These seem­ing­ly dis­parate cas­es, involv­ing a for­mer gov­er- nor, a nation­al gov­ern­ment, and a vice-pres­i­dent who was also the son of a head of state, led to loss of title to real estate and cash and oth­er per­son­al prop­er­ty. None includ­ed a crim­i­nal con­vic­tion. All were out­comes of pros­e­cu­tions brought by the U.S. Department of Justice (“USDOJ”) as part of a new ven­ture, the Kleptocracy Asset Recovery Initiative (“Kleptocracy Initiative,” “USDOJ-KI,” or “KI”).

What exact­ly is the Kleptocracy Initiative? It can best be viewed as a pol­i­cy ini­tia­tive and ongo­ing pro­gram of pros­e­cu­to­r­i­al activ­i­ty oper­at­ing with­in the Asset Forfeiture and Money Launder- ing Section (“AFMLS”) of the USDOJ’s Criminal Division since July 2010. Its stat­ed objec­tives are “to iden­ti­fy the pro­ceeds of for­eign offi­cial cor­rup­tion, for­feit them, and repa­tri­ate the re- couped funds for the ben­e­fit of the peo­ple harmed.” The typ­i­cal tar­get is a promi­nent pub­lic offi­cial or ex-offi­cial or a close rela- tive—“politically exposed per­sons” in inter­na­tion­al anti­cor­rup­tion par­lance. The chief method­ol­o­gy for pros­e­cu­tions begins with inten­sive inves­ti­ga­tion, almost always joint­ly with the FBI or oth­er fed­er­al agency, and often in coop­er­a­tion with a for­eign inves­ti­ga- tive body.9 Next comes iden­ti­fi­ca­tion of assets with­in the U.S. believed to be pro­ceeds of for­eign cor­rup­tion. This lays the ground­work for a fed­er­al in rem civ­il for­fei­ture action. Procedur- ally, the main basis for these pros­e­cu­tions is the fed­er­al civ­il asset for­fei­ture statute,  U.S.C. Section 981; the typ­i­cal sub­stan­tive legal foun­da­tion is based on the mon­ey laun­der­ing statutes,  U.S.C. Sections 1956 and 1957.10

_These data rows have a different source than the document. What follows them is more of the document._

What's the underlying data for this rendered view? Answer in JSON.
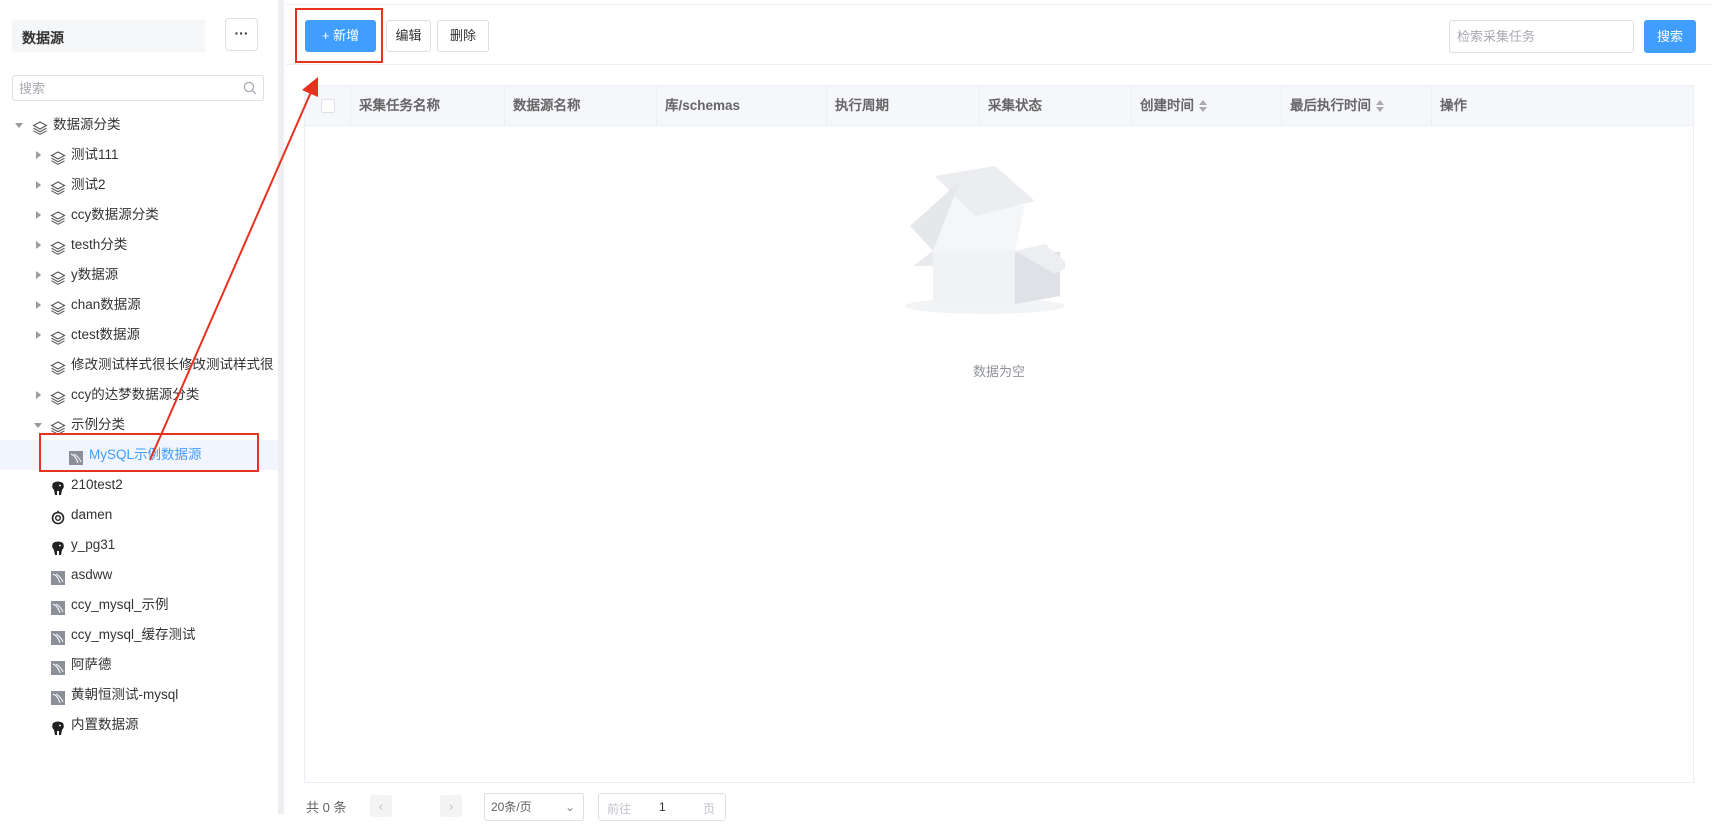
{
  "sidebar": {
    "title": "数据源",
    "more_label": "···",
    "search_placeholder": "搜索",
    "root": "数据源分类",
    "items": [
      {
        "label": "测试111"
      },
      {
        "label": "测试2"
      },
      {
        "label": "ccy数据源分类"
      },
      {
        "label": "testh分类"
      },
      {
        "label": "y数据源"
      },
      {
        "label": "chan数据源"
      },
      {
        "label": "ctest数据源"
      },
      {
        "label": "修改测试样式很长修改测试样式很"
      },
      {
        "label": "ccy的达梦数据源分类"
      },
      {
        "label": "示例分类"
      },
      {
        "label": "MySQL示例数据源"
      },
      {
        "label": "210test2"
      },
      {
        "label": "damen"
      },
      {
        "label": "y_pg31"
      },
      {
        "label": "asdww"
      },
      {
        "label": "ccy_mysql_示例"
      },
      {
        "label": "ccy_mysql_缓存测试"
      },
      {
        "label": "阿萨德"
      },
      {
        "label": "黄朝恒测试-mysql"
      },
      {
        "label": "内置数据源"
      }
    ]
  },
  "toolbar": {
    "add_label": "+ 新增",
    "edit_label": "编辑",
    "delete_label": "删除",
    "search_placeholder": "检索采集任务",
    "search_button": "搜索"
  },
  "table": {
    "columns": [
      "采集任务名称",
      "数据源名称",
      "库/schemas",
      "执行周期",
      "采集状态",
      "创建时间",
      "最后执行时间",
      "操作"
    ],
    "empty_text": "数据为空"
  },
  "pagination": {
    "total": "共 0 条",
    "prev": "‹",
    "next": "›",
    "page_size": "20条/页",
    "goto_prefix": "前往",
    "goto_value": "1",
    "goto_suffix": "页"
  },
  "colors": {
    "primary": "#409eff",
    "annotation": "#e8321e"
  },
  "icons": {
    "search": "search-icon",
    "layers": "layers-icon",
    "mysql": "mysql-icon",
    "postgres": "postgresql-elephant-icon",
    "dameng": "dameng-icon"
  }
}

Successfully for­feit­ed assets then become USG prop­er­ty. The for­fei­ture of over $1 mil­lion in assets from DSP was its first suc­cess, but it is far from the largest prize net­ted by the USDOJ- KI. In its biggest mon­e­tary seizure to date, the Kleptocracy Initia- tive for­feit­ed over $458 mil­lion in funds trace­able to General Sani Abacha, Nigeria’s de fac­to ruler for much of the 1990s and of whose regime DSP was an ally. Other suc­cess­ful for­fei­tures have ranged from the hun­dreds of thou­sands of dol­lars to over $100 million.

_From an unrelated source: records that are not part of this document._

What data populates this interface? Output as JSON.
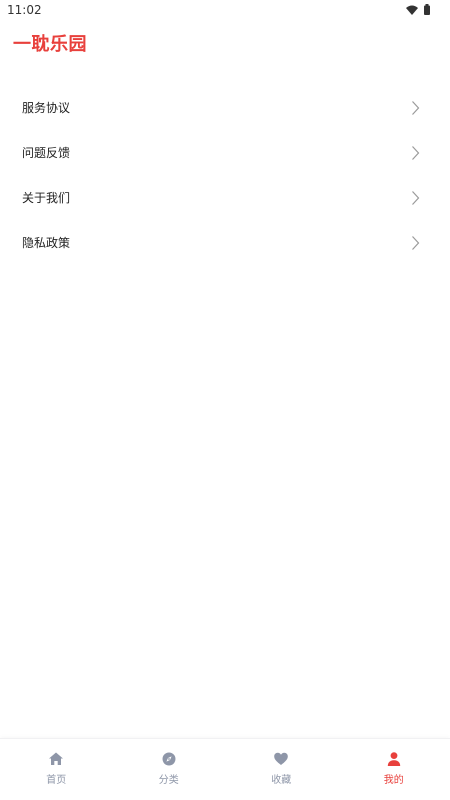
{
  "status_bar": {
    "time": "11:02",
    "icons": [
      "wifi-icon",
      "battery-icon"
    ]
  },
  "header": {
    "title": "一耽乐园"
  },
  "menu": {
    "items": [
      {
        "label": "服务协议",
        "icon": "chevron-right-icon"
      },
      {
        "label": "问题反馈",
        "icon": "chevron-right-icon"
      },
      {
        "label": "关于我们",
        "icon": "chevron-right-icon"
      },
      {
        "label": "隐私政策",
        "icon": "chevron-right-icon"
      }
    ]
  },
  "bottom_nav": {
    "tabs": [
      {
        "label": "首页",
        "icon": "home-icon",
        "active": false
      },
      {
        "label": "分类",
        "icon": "compass-icon",
        "active": false
      },
      {
        "label": "收藏",
        "icon": "heart-icon",
        "active": false
      },
      {
        "label": "我的",
        "icon": "user-icon",
        "active": true
      }
    ]
  },
  "colors": {
    "accent": "#e8403c",
    "nav_inactive": "#8e96a8",
    "text_primary": "#222222",
    "chevron": "#9a9a9a"
  }
}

The Kleptocracy Initiative, then, is an attempt to sys­tema- tize and insti­tu­tion­al­ize an inno­v­a­tive, hybrid prac­tice in which the USG asserts juris­dic­tion over prop­er­ty locat­ed with­in the United States, but the under­ly­ing crim­i­nal activ­i­ty giv­ing rise to the civ­il asset for­fei­ture pro­ceed­ings occurred out­side of the United States. Thus, USDOJ-KI seems to embody the vig­or­ous exer­cise of a nov­el form of extraterritoriality—where enforce­ment is hyper-local, but the under­ly­ing offense was com­mit­ted abroad. Due to its pro­ce­dur­al frame­work, it also rep­re­sents the transna­tion­al side of the dra­mat­i­cal­ly grow­ing prac­tice of domes­tic civ­il asset for­fei­ture. It stands square­ly with­in the inter­na­tion­al legal move­ment, also of the past two decades, to go beyond the “sup­ply side” of inter­na- tion­al cor­rup­tion as addressed by the Foreign Corrupt Practices Act of 1977 to pur­sue the “demand side”—those on the receiv­ing end of bribes and oth­er forms of corruption.

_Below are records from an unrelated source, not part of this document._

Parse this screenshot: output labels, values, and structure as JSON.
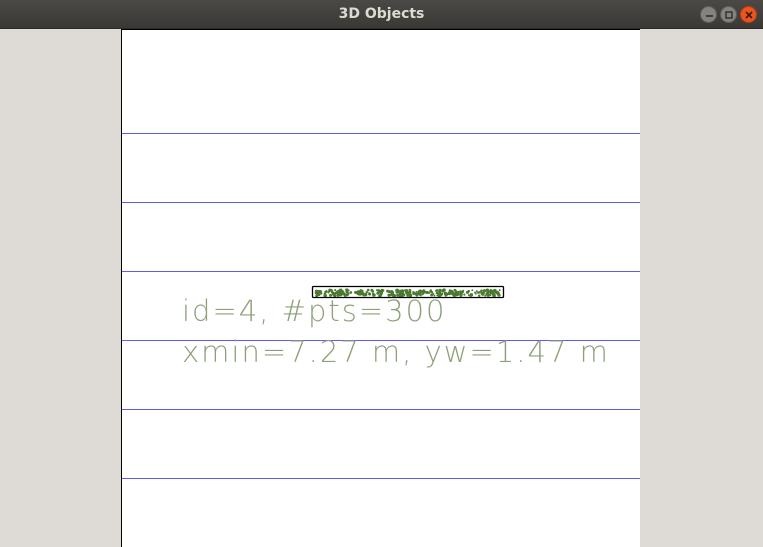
{
  "window": {
    "title": "3D Objects",
    "controls": {
      "minimize_icon": "minimize-icon",
      "maximize_icon": "maximize-icon",
      "close_icon": "close-icon"
    },
    "close_color": "#e95420"
  },
  "view": {
    "gridline_color": "#5c5cf0",
    "point_color": "#4a7a2e",
    "box_color": "#000000",
    "text_color": "#8da07a"
  },
  "object": {
    "label_line1": "id=4, #pts=300",
    "label_line2": "xmin=7.27 m, yw=1.47 m"
  }
}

Whole doc­u­ment is here:

“To Return the Funds at All”: Global Anticorruption, Forfeiture, and Legal Frameworks for Asset Return